▼

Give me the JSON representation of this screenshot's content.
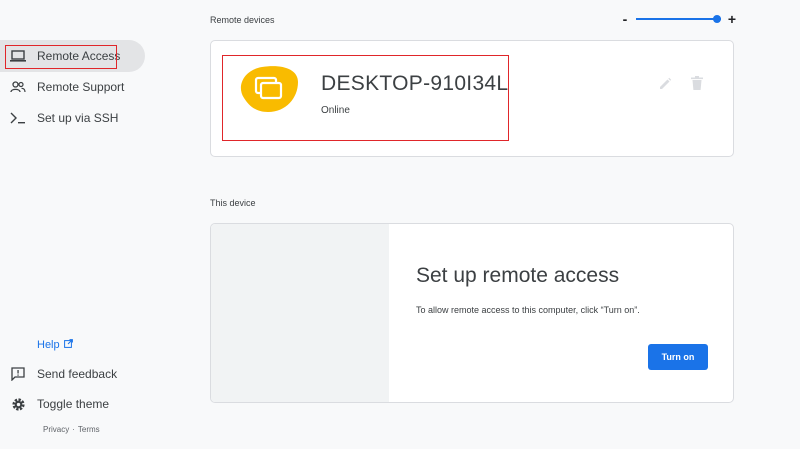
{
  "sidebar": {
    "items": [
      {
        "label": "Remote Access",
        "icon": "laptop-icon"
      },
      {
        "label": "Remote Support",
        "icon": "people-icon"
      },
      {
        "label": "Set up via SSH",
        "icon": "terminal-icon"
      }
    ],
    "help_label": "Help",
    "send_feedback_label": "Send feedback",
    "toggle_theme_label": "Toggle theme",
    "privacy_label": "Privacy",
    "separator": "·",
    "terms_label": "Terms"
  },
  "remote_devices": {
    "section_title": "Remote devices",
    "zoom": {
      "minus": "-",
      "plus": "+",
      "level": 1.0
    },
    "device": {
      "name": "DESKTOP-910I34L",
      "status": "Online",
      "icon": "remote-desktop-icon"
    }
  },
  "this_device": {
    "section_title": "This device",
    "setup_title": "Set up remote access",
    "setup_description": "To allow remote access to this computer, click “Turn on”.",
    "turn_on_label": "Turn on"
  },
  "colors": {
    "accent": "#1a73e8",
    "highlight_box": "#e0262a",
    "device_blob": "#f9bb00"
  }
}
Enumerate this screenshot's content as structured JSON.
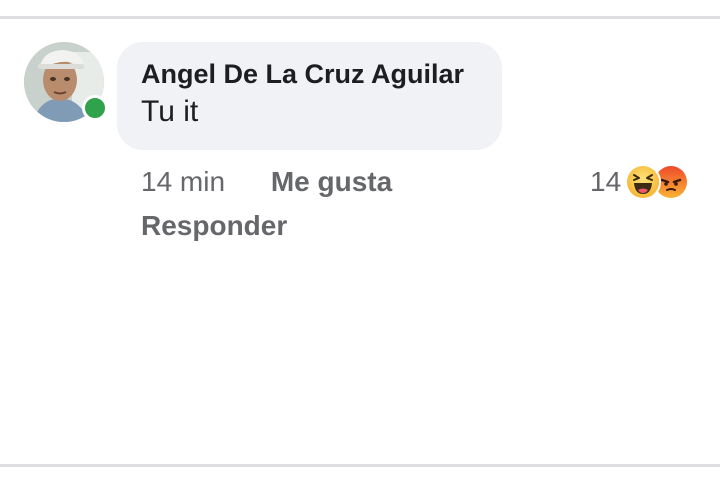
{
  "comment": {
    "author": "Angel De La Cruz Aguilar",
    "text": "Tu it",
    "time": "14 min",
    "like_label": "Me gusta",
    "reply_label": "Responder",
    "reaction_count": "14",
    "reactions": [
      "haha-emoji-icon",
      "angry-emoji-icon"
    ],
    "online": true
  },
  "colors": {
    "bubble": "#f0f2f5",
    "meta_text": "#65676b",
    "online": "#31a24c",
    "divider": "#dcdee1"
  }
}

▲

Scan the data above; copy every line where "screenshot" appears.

Result ->
Give me the JSON representation of this screenshot's content.
Enumerate this screenshot's content as structured JSON.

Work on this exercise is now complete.